Wednesday, 10 March 2010
When I was a kid in the early '70's my big brother listened to Black Sabbath. I was going to church and sunday school at the time and won awards for my scripture exams. As such I always thought that my brother Gordon would be going to hell for listening to devils music.
I used to sit in his room and listen to his records with him, mainly due to big brother worship. Slade were okay which was mainly down to Noddy Holder's voice which seemed to grab you by the ears and give you a bloody good shaking. No-one can shout like Noddy.
He listened to David Bowie which just went in one ear and out the other, it was Sabbath that fascinated me. The sombre, doomy song Black Sabbath that starts with a thunderstorm and has lines like 'Big black shape with eyes of fire'.
These were more than songs, they were theatrical pieces.
As I grew a little older I started listening to Johnny Cash because some of his songs had fights in them and told stories which I thought was great. Relatives however thought this meant that I liked all country music so bought me Dolly Parton and Ken and Billy Ford albums.
The punk movement was at it's peak when I got into my teens and I was a bit too young to get into it. My friend Paul listened to the Boomtown Rats so I did too.
Looking back they were pretty much public school punks but there songs had structure and they knew how to play their instruments.
Punk went out of fashion then a Mod/Ska revival occurred with the Specials, Madness and the film Quadrophenia at the cinema.

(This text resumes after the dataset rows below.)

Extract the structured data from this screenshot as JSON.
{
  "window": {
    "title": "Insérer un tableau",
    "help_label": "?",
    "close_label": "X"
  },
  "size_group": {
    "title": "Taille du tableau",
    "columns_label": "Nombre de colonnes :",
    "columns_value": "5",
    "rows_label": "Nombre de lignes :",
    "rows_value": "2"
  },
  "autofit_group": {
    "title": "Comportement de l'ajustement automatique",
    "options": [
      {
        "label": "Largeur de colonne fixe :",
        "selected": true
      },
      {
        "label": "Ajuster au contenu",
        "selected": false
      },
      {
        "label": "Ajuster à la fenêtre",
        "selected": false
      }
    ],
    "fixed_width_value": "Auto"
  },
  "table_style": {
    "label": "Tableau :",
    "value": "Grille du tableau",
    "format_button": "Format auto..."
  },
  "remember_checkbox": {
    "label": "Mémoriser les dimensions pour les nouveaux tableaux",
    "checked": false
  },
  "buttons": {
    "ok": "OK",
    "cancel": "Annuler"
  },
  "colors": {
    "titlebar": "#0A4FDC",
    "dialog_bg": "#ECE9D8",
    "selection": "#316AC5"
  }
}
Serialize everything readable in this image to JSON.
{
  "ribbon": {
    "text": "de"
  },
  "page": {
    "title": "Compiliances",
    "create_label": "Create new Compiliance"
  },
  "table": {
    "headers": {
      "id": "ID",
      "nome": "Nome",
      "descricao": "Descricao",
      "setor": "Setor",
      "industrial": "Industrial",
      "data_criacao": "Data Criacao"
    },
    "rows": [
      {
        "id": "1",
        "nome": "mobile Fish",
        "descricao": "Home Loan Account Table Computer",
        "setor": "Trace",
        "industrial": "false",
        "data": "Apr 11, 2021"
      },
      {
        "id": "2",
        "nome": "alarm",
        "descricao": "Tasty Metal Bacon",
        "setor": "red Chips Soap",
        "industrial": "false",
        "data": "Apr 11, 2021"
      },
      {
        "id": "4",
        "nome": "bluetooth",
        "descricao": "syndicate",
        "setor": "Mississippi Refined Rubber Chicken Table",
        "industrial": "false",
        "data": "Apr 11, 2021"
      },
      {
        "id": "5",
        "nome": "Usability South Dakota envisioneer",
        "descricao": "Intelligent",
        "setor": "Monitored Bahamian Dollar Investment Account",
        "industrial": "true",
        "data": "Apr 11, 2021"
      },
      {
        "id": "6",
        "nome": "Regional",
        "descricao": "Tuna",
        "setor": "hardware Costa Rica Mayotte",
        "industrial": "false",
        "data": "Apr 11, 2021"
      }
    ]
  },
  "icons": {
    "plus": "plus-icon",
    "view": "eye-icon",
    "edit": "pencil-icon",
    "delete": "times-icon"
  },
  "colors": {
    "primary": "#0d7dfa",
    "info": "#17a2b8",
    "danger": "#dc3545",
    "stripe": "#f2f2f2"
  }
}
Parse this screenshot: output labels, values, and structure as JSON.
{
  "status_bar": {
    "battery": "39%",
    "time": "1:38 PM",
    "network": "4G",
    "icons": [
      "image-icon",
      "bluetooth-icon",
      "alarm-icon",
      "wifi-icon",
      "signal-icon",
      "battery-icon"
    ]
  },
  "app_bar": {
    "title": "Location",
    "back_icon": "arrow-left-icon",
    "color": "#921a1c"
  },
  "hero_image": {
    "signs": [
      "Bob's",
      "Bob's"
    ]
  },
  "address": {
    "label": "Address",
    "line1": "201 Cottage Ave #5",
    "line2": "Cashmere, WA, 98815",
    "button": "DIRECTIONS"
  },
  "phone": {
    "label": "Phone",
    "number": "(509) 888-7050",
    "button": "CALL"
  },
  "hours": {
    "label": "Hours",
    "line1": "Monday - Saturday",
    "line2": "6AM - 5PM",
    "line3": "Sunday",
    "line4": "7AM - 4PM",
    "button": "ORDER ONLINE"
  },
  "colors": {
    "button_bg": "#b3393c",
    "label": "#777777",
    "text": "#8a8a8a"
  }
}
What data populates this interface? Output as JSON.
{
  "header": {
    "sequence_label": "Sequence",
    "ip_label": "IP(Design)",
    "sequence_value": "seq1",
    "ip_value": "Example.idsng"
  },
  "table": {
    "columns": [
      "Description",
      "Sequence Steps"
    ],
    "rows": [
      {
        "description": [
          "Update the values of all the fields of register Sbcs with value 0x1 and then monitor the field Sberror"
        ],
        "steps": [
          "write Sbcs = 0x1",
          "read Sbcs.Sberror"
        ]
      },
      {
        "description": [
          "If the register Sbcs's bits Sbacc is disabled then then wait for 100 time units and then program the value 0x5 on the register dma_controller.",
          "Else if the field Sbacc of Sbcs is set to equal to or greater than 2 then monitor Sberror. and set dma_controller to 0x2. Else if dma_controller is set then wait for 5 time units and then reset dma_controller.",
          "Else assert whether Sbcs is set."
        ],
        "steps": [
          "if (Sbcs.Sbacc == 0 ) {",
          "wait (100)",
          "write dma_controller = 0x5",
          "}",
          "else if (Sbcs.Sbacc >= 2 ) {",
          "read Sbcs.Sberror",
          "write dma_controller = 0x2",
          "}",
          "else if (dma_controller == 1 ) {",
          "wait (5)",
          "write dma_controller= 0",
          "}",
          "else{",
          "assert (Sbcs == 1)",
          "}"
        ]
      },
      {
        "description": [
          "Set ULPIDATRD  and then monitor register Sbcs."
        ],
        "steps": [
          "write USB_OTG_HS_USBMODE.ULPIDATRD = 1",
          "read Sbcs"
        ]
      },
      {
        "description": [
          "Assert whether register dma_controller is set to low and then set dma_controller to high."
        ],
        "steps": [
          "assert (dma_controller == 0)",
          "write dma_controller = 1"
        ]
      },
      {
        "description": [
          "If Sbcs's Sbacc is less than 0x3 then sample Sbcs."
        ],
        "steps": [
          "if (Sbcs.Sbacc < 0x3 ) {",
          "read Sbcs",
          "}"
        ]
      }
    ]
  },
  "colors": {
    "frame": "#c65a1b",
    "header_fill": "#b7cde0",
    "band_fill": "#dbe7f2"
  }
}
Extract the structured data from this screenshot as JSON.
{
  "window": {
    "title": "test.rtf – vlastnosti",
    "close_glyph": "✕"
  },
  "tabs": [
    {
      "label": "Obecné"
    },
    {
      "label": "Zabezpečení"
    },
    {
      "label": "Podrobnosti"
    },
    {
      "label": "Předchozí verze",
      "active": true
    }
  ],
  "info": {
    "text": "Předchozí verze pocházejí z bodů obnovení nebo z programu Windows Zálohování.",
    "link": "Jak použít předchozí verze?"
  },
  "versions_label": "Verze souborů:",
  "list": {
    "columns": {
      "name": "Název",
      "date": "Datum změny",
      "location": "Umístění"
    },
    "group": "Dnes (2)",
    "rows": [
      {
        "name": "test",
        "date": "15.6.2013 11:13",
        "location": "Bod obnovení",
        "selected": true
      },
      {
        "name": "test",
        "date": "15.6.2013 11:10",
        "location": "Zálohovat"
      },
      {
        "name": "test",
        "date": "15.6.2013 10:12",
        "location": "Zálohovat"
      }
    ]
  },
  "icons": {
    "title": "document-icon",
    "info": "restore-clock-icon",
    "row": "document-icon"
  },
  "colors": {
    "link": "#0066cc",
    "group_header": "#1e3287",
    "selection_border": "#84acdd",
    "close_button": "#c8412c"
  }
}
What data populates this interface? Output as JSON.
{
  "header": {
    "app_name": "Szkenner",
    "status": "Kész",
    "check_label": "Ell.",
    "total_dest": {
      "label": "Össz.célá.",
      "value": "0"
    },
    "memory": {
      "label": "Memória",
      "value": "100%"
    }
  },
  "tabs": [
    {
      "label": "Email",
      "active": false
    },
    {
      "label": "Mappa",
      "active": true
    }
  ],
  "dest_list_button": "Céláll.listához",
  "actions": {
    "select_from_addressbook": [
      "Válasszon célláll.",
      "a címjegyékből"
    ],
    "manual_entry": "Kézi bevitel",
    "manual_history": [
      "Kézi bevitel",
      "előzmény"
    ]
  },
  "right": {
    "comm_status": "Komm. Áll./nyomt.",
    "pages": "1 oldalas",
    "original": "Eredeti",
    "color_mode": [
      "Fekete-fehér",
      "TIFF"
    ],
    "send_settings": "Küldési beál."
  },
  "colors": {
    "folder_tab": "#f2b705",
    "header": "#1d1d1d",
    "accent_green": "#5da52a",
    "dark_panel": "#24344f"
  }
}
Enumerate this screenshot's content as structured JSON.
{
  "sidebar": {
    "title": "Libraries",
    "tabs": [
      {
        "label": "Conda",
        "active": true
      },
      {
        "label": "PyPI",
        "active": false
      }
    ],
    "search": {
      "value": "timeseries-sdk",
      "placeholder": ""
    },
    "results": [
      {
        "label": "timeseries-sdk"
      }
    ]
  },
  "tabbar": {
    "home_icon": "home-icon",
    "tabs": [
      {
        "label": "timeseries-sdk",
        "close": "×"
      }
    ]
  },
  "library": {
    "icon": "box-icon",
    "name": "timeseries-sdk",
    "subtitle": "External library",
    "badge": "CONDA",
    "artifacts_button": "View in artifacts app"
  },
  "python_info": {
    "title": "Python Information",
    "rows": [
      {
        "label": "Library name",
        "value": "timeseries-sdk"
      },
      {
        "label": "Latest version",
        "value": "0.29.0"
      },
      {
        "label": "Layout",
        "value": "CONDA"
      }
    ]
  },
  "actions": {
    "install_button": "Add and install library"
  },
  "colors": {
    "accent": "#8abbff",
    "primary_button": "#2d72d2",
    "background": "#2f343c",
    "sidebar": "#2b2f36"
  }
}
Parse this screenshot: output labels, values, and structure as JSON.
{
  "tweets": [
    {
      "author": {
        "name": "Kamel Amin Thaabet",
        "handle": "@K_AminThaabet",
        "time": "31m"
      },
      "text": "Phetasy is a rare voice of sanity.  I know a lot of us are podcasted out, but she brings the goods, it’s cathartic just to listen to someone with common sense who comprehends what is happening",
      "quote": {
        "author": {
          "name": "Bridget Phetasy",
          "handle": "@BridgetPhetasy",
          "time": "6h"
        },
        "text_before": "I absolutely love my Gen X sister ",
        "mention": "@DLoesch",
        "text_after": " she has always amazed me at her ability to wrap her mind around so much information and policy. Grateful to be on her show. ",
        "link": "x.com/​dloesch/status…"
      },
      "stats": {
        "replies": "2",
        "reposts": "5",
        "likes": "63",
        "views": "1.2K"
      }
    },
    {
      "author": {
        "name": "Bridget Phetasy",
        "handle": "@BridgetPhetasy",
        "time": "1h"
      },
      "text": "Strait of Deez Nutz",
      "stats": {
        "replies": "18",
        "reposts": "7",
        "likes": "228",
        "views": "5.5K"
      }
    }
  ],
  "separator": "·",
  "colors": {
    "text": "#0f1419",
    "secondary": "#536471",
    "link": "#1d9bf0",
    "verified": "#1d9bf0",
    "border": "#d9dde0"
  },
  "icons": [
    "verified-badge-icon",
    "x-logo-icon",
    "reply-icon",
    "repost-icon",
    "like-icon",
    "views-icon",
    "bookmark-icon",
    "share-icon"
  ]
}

This held no interest for me as the New Wave of British Heavy Metal happened at the same time and everything clicked into place for me.
I can remeber going to Bradleys Records in Halifax, the metal section was downstairs and I didn't know where to turn, there was stuff everywhere. I bought my first three albums that day, Deepest Purple, Wheels of Steel by Saxon and Glory Road by Gillan. My friends and I would go to each others houses and listen to Axe Attack and the Friday Rock Show with Tommy Vance.
We wore denim sawn off jackets covered in patches, it didn't matter which bands were on them, as long as they were metal. Pop music was looked down on as people only liked it because it was fashionable. Metal is all about the guitars and the talents of the musicians and if your band has mediocre musicians then you won't last long.
Ozzy Osbourne was the uncrowned king of metal and we went to every gig we could, leaping up and down in the crowd and bellowing ourselves hoarse. Neckache and ringing in the ears were suffered the day after concerts but it was worth it.
We would go to the Tram Shed on Sunday nights and blag our way past the doormen because we were underage and spend the evening there, headbanging and trying to make half a bitter last all night because I only had money coming in from two paper rounds.
Thirty years later and I have just been to see Trivium, an American thrash band with my mate Colin, whose house I used to listen to the Friday Rock Show in all those years ago.
Musical fashions come and go but metal just won't go away. It creates sub species and is used in mainstream media but it is still looked on as a poor relation, an embarrasing noisy cousin who refuses to grow up and mature gracefully.
Geezer Butler of Black Sabbath put his finger on it when he said that liking metal is like supporting a football team. Once you know you like it you are in it for life.
I know that I am and I give thanks my big brother Gordon for letting me listen to those booming Black Sabbath materpieces when I was a kid. Cheers.